Chunks of wood can suddenly come flying at you.
When wood is spinning at up to 4,000 RPM, pieces of your workpiece can work themselves loose and become dangerous projectiles with absolutely no warning.
This means that your face and eyes MUST be protected at all times using a full-face shield. The face shield should be worn any time the machine is running; yes, even for sanding.
Sanding on a lathe generates LOTS of dust.
As you spin your project on a lathe and use abrasives to smooth it, the rate of dust generation is staggering. Dust is unhealthy to breathe for several reasons.
First, one can develop allergies through accumulative exposure. Second, it can clog your sinuses and make it difficult to breathe at night (been there, not fun). And finally, as if those weren’t reason enough to minimize our exposure, wood dust is now classified as a carcinogen. Ugh!
There are multiple ways that a woodturner can deal with these two threats. There are numerous inexpensive, effective traditional full face shields available on the market that will provide the protection that you need.
And when you can find them, traditional dust masks work well to keep the dangerous fine dust particles out of our lungs. Let’s consider those the entry level protective options.
What are the “cool kids” wearing?
But there is another option available for those who want great protection from both risks in one unit, plus the benefits of cool air flow and fog free operation. Ventilated positive air pressure face shields provide an enhanced experience over the traditional face shield / dust mask combination.
The concept is simple: an integrated fan blows air across the inside of the shield, filtering out dust as air enters the system and creating a positive air pressure in the mask as it exits.
The positive pressure means that, although the system is not air-tight around the face, dust will not easily enter the protected space.
There are a variety of options from vendors, but they generally fall into two categories. The first type is a single piece design, where the air pump and filters are integrated into the headset.
This provides simplicity, and generally a lower cost, with a bit of added weight that has to be supported by the turner. An example is the product that I use, called the AirShield Pro by Trend.
This is an attractive option for many woodturners because of the lower price point as well as the one-piece simplicity.

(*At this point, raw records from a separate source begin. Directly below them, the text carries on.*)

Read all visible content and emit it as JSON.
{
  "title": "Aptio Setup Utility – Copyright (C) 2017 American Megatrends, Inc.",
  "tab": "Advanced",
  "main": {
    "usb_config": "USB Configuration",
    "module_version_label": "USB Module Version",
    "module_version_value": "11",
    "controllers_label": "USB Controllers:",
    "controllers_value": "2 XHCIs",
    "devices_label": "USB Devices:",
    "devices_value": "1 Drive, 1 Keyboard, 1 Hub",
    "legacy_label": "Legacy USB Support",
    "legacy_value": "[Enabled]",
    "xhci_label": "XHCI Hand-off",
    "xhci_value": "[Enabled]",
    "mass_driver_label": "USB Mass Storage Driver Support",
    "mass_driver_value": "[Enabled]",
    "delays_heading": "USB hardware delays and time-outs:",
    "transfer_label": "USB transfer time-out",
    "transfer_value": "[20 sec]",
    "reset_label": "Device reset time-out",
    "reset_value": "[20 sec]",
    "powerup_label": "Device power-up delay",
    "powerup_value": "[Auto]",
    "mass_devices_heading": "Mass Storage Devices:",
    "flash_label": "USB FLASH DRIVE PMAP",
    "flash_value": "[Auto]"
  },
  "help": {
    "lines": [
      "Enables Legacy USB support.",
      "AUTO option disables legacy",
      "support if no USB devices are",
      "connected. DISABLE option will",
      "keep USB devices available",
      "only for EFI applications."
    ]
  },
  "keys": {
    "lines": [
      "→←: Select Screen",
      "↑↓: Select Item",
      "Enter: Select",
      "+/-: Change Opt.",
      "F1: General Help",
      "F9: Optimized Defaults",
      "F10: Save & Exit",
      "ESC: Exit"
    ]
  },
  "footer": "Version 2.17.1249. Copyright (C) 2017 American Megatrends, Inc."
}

You can see my review of the Trend AirShield Pro here.
Another option is a two-piece design, such as the SR 500/540 model that is made by Sundstrom. This type of system places the fan and filters in a separate belt-mountable unit, forcing air through a hose that is connected to the mask and from there operating in the same fashion as the one-piece units.
Many professional woodturners prefer this design because it offloads most of the additional weight to their belt, making it less tiring for all-day usage. These systems can provide longer battery run time as well.
Do you wear it all the time?
Some woodturners wear their positive air pressure ventilated face shield masks at all times while turning or sanding, even during a full day on the lathe.
Others, like me, wear a traditional face shield when turning green wood because it doesn’t generate much dust, and only wear the ventilated face shield when sanding or turning dry wood. This preserves battery life and prevents additional fatigue due to the additional weight.
I am comfortable wearing the ventilated face shield for hours at a time, however, whenever necessary. Sometimes I will also wear it while turning green wood on a hot summer day because it keeps my face cooler.
Whatever path you choose, I cannot stress enough the importance of wearing face protection and dust mitigation while turning. Stay safe and enjoy the craft!
Paul Mayer is a guest blogger. He operates under the name "ToolMetrix" (because of his passion for detailed tool analysis) and his work can be found on his: